Currently, Zoom and Skype for Business are the only authorized platforms at the health system. Other video conferencing platforms should not be utilized unless a true exigent circumstance exists. If any other platform is being used, contact the Privacy Office immediately at 305-234-5000.
The guidance issued by the OCR states that OCR will exercise its discretion not to levy penalties against healthcare providers for noncompliance with HIPAA Rules, including lack of a business associate agreement with video communication vendors, provided it relates to the good faith provision of telehealth services during the COVID-19 nationwide public health emergency.
While good faith use is evaluated on a case by case basis, OCR specifically encourages providers work with vendors who are familiar with the requirements of the Security Rule and will provide assurances by signing a BAA. In cases where exigent circumstances require the use of a less secure platform, providers are encouraged to notify patients about privacy risks and enable encryption and privacy modes.
What type of consent is required?
Any and all forms of telehealth require proper patient consent.
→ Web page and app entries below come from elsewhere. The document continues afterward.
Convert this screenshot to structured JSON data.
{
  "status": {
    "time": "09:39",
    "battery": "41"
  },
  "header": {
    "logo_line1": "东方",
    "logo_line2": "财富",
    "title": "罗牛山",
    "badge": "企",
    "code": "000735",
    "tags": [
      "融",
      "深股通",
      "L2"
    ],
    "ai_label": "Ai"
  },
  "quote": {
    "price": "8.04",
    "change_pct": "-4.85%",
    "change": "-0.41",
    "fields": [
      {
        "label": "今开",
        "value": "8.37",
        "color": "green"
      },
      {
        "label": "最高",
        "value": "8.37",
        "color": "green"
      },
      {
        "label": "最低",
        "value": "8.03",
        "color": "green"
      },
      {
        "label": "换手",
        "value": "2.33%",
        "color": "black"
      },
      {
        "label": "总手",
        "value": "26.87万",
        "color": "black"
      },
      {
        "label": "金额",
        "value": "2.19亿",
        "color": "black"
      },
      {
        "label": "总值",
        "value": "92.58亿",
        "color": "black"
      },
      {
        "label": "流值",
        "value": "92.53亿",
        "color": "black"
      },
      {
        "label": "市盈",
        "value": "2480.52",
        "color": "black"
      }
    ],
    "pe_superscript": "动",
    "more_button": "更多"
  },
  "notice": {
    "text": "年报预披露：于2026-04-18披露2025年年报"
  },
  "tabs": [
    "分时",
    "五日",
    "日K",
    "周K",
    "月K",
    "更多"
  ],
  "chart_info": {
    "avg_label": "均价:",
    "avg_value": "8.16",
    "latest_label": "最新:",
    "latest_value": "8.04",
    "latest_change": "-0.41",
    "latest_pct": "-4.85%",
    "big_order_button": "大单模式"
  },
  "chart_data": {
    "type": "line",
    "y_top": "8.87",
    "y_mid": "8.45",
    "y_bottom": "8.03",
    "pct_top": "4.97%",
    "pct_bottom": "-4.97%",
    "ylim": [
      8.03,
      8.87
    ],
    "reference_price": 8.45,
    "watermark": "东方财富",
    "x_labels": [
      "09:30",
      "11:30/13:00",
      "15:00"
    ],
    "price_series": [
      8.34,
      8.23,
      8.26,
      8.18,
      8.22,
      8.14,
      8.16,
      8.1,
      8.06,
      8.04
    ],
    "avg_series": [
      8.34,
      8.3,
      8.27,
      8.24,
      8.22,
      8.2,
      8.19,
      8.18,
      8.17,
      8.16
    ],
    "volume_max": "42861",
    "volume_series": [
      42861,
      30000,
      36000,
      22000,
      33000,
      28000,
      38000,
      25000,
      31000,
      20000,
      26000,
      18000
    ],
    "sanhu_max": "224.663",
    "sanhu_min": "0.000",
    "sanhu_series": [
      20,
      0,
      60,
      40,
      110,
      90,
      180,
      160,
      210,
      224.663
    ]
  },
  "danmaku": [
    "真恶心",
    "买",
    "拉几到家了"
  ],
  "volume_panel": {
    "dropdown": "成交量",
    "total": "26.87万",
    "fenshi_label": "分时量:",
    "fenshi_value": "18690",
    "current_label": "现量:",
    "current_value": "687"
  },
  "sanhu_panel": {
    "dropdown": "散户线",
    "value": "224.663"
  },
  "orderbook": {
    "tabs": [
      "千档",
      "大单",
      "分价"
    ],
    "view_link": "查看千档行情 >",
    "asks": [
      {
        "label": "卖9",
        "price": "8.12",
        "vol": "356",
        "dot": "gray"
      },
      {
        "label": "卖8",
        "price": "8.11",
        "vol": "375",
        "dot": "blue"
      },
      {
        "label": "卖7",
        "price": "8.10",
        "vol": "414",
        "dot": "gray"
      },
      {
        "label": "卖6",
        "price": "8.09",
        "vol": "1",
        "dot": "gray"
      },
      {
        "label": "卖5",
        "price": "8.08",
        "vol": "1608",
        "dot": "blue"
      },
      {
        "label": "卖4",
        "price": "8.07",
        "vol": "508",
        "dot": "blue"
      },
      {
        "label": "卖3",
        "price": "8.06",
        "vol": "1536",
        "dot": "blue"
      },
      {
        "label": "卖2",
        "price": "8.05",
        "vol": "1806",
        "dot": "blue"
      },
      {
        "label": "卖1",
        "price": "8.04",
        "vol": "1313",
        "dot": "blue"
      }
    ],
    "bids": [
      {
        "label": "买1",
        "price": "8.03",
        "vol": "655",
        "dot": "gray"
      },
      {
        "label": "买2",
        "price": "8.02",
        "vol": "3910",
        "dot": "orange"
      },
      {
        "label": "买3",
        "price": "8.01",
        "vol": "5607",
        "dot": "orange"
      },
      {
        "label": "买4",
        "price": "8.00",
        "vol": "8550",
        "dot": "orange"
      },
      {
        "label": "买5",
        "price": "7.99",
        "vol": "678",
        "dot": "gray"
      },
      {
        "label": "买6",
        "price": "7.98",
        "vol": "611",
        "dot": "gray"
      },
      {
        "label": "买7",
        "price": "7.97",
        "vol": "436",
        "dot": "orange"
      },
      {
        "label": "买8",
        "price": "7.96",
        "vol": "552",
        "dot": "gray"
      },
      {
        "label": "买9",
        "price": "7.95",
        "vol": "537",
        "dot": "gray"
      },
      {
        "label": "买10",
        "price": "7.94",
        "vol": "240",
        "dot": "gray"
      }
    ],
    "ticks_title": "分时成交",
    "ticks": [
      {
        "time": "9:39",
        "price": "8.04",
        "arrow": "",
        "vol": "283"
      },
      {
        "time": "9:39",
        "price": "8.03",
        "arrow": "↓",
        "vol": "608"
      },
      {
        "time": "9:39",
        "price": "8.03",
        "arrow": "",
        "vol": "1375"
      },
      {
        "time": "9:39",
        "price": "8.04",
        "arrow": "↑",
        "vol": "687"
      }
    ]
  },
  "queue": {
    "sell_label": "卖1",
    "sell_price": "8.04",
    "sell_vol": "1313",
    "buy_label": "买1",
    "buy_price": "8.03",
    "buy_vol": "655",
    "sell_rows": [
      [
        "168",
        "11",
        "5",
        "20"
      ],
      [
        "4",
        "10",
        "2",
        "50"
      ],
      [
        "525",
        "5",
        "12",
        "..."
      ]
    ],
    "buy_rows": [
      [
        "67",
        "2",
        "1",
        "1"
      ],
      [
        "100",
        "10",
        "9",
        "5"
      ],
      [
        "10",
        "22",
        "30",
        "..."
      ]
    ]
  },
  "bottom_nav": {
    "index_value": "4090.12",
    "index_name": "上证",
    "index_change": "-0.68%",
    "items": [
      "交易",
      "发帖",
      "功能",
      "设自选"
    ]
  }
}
Providers should document in their notes that patient has consented to receive telehealth services. Patients with scheduled telehealth appointments, utilizing the MyUChart application, will complete a digital consent prior to joining the video encounter.
Unscheduled patients or ‘on the fly’ encounters will not be able to complete the digital consent and, therefore, must be provided the approved telehealth consent document for completion prior to the encounter.
Patients who are new to UHealth are required to complete and sign all necessary consent documents (financial and treatment) and will need to go through the standard registration process. Therefore, new patients will not qualify for ‘on the fly’ encounters.
What platforms are permitted for telehealth?
Providers may not use public-facing platforms such as TikTok, Facebook Live, Twitch, workplace chat rooms like Slack, and similar video communication applications in the provision of telehealth. Applications that are public-facing are not acceptable forms of remote communication for telehealth because they are designed to be open to the public or allow wide or indiscriminate access to the communication.
Where should telehealth sessions be conducted?
OCR expects that telehealth sessions be conducted in private settings, such as a doctor in a clinic or office connecting to a patient who is at home or at another clinic. Providers should always use private locations and patients should not receive telehealth services in public or semi-public settings, absent patient consent or exigent circumstances.
If telehealth cannot be provided in a private setting, covered health care providers should continue to implement reasonable HIPAA safeguards to limit incidental uses or disclosures of protected health information (PHI). Such reasonable precautions could include using lowered voices, not using speakerphone, or recommending that the patient move to a reasonable distance from others when discussing PHI.
Providers are encouraged to notify patients that use of any third-party applications potentially introduce privacy risks, and providers should enable all available encryption and privacy modes when available.
What services are covered in telehealth sessions under the new guidance?
The waiver of requirements under section 1135 of the Social Security Act expanded telehealth, allowing Medicare to pay for office, hospital, and
other visits furnished via telehealth across the country and including in patient’s places of residence starting March 6, 2020. Additionally, the HHS Office of Inspector General (OIG) is providing flexibility for healthcare providers to reduce or waive cost-sharing for telehealth visits paid by federal healthcare programs.
Below are resources for additional information on covered telehealth services. For further guidance, please contact the Office of Billing Compliance at UHealth Compliance.